### AIM OF THE EXERCISE
Filter the entries down to the lines containing "must", and copy those lines.

[Items from an interface collection]
----

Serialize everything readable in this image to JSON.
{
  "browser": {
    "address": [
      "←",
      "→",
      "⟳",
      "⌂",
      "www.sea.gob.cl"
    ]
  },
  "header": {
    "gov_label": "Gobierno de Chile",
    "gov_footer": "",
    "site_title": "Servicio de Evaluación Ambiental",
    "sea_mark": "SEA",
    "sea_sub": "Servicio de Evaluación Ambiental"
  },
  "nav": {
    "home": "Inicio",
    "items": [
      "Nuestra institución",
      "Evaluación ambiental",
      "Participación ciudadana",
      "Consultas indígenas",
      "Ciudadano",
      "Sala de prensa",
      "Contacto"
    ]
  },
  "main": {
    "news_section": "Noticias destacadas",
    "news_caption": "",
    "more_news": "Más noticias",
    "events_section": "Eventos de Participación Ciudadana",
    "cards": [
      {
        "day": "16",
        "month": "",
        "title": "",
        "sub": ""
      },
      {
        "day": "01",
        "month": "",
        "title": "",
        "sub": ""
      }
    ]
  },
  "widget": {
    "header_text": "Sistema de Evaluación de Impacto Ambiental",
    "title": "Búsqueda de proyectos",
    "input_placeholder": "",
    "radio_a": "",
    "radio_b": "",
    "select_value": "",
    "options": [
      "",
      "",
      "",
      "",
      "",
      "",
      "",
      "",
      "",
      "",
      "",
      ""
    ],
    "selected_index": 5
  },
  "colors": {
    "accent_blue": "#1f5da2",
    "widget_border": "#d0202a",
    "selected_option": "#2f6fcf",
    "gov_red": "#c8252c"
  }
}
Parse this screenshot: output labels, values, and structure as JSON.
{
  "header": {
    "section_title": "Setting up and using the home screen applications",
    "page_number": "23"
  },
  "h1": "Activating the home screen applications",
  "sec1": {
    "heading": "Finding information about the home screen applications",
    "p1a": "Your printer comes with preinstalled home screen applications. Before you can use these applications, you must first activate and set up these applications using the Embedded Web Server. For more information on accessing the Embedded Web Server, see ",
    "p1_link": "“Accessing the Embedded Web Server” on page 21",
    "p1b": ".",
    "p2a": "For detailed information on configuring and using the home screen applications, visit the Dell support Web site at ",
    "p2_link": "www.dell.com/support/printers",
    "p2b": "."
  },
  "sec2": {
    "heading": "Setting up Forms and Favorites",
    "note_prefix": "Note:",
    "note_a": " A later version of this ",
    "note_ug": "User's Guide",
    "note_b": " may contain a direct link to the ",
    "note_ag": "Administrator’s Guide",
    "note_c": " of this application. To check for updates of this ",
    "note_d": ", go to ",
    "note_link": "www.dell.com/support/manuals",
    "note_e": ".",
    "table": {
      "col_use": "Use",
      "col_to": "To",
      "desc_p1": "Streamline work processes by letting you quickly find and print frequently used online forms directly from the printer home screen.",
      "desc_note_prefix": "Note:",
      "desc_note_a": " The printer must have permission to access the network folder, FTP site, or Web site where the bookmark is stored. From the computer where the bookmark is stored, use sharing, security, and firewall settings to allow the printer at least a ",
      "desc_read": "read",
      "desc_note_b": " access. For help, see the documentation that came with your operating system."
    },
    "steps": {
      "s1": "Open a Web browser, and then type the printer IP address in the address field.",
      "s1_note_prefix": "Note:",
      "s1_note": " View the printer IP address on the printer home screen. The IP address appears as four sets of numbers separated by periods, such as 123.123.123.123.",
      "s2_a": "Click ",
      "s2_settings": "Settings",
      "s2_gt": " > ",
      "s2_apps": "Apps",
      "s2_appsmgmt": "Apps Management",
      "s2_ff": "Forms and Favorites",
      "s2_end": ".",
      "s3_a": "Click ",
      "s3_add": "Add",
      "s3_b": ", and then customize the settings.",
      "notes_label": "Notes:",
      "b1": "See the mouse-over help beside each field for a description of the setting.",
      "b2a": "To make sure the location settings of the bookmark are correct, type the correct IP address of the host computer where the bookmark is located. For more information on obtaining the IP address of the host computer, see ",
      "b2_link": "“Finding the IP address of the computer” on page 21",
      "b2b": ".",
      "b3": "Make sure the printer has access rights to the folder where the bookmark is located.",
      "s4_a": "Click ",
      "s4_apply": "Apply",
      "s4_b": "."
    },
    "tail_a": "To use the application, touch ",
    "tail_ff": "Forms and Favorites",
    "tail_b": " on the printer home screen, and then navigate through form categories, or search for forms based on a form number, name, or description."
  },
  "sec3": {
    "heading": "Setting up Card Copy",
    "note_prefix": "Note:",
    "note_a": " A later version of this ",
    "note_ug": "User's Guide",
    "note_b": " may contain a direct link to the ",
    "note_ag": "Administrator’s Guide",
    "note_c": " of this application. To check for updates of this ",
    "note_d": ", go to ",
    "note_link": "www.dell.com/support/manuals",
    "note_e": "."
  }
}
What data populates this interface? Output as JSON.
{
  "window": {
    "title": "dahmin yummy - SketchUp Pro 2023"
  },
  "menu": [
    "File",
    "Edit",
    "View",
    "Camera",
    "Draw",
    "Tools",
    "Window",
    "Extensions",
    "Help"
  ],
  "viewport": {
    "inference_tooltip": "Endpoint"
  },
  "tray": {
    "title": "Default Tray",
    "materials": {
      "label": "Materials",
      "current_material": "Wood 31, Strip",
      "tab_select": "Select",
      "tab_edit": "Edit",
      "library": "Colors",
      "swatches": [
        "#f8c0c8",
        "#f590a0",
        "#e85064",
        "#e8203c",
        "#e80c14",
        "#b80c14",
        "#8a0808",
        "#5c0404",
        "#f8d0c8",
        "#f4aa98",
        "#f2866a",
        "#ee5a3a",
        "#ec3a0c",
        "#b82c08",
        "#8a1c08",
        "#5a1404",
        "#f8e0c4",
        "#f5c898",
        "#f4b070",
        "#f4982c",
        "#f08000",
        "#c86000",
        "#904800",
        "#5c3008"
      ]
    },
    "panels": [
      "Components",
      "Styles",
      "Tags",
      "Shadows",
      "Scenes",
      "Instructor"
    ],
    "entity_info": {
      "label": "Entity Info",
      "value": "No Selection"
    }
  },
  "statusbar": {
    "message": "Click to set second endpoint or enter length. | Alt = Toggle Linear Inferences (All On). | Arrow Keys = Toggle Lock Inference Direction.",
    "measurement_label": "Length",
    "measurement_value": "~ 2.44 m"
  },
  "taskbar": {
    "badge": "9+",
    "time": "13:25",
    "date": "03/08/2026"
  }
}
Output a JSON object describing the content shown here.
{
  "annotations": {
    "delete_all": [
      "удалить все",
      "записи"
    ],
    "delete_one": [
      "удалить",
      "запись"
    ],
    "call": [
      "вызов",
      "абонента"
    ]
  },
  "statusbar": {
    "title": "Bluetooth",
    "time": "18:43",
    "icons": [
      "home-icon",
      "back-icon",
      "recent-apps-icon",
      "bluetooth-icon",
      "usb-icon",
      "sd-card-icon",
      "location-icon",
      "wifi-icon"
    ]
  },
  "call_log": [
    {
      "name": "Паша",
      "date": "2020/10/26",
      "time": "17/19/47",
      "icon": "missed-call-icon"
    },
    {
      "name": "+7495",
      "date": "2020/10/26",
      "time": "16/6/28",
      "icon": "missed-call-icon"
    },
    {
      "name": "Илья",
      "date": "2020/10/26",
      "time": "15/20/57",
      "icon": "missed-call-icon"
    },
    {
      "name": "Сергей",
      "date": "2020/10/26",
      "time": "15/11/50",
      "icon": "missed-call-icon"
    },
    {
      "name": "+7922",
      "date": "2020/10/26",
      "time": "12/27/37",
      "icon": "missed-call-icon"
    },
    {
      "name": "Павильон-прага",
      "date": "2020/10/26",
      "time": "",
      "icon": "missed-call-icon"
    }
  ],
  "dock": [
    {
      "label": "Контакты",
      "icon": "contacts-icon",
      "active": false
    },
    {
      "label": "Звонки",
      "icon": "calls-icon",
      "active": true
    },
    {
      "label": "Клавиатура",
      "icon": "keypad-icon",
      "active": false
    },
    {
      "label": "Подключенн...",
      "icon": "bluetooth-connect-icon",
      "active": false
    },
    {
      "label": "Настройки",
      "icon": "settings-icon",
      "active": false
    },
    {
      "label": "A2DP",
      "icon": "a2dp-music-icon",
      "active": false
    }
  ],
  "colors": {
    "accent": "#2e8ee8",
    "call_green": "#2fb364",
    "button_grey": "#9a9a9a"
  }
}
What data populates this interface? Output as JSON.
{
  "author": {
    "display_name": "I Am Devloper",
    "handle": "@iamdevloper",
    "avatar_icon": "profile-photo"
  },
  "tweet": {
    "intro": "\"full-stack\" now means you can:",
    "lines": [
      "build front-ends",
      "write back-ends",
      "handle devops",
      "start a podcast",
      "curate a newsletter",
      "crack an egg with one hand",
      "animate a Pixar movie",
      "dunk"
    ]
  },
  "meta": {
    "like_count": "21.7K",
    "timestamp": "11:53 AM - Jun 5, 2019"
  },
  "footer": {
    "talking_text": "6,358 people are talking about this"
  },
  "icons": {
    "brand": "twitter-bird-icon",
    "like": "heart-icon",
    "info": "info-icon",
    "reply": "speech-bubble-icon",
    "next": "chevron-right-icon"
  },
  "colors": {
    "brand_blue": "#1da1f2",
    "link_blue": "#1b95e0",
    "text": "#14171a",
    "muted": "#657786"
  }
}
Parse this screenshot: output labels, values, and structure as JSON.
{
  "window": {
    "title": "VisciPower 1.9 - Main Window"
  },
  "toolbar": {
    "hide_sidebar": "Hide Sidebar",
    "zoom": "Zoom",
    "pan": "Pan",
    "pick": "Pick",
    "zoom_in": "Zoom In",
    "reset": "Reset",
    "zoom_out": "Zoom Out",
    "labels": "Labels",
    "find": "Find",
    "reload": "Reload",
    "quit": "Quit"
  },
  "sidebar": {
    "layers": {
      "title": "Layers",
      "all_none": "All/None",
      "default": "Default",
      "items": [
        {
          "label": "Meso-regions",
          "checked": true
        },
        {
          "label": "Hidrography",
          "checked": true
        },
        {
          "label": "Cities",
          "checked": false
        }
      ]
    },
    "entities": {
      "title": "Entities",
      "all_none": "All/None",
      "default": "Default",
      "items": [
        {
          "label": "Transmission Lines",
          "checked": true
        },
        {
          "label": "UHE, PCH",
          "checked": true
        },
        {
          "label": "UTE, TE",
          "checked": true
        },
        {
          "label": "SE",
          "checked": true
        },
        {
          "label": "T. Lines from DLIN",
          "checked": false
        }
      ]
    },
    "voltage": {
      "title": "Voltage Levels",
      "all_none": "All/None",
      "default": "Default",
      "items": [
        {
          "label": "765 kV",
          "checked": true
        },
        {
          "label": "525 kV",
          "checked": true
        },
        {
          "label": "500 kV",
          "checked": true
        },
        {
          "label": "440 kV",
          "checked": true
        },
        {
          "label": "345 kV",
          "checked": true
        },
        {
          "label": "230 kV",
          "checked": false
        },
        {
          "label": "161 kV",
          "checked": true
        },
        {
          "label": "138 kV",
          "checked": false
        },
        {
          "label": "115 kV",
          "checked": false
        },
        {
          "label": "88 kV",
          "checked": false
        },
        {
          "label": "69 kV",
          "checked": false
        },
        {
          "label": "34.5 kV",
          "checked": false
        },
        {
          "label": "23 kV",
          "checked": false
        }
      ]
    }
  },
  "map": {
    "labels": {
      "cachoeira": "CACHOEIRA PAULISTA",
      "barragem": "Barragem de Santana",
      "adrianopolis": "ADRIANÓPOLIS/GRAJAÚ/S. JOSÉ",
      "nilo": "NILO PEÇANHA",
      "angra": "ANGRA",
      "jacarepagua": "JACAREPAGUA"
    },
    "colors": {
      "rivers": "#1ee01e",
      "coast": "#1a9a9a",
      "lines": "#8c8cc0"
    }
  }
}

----

### RESPONSE FOR THIS EXERCISE
    "p1a": "Your printer comes with preinstalled home screen applications. Before you can use these applications, you must first activate and set up these applications using the Embedded Web Server. For more information on accessing the Embedded Web Server, see ",
      "desc_note_a": " The printer must have permission to access the network folder, FTP site, or Web site where the bookmark is stored. From the computer where the bookmark is stored, use sharing, security, and firewall settings to allow the printer at least a ",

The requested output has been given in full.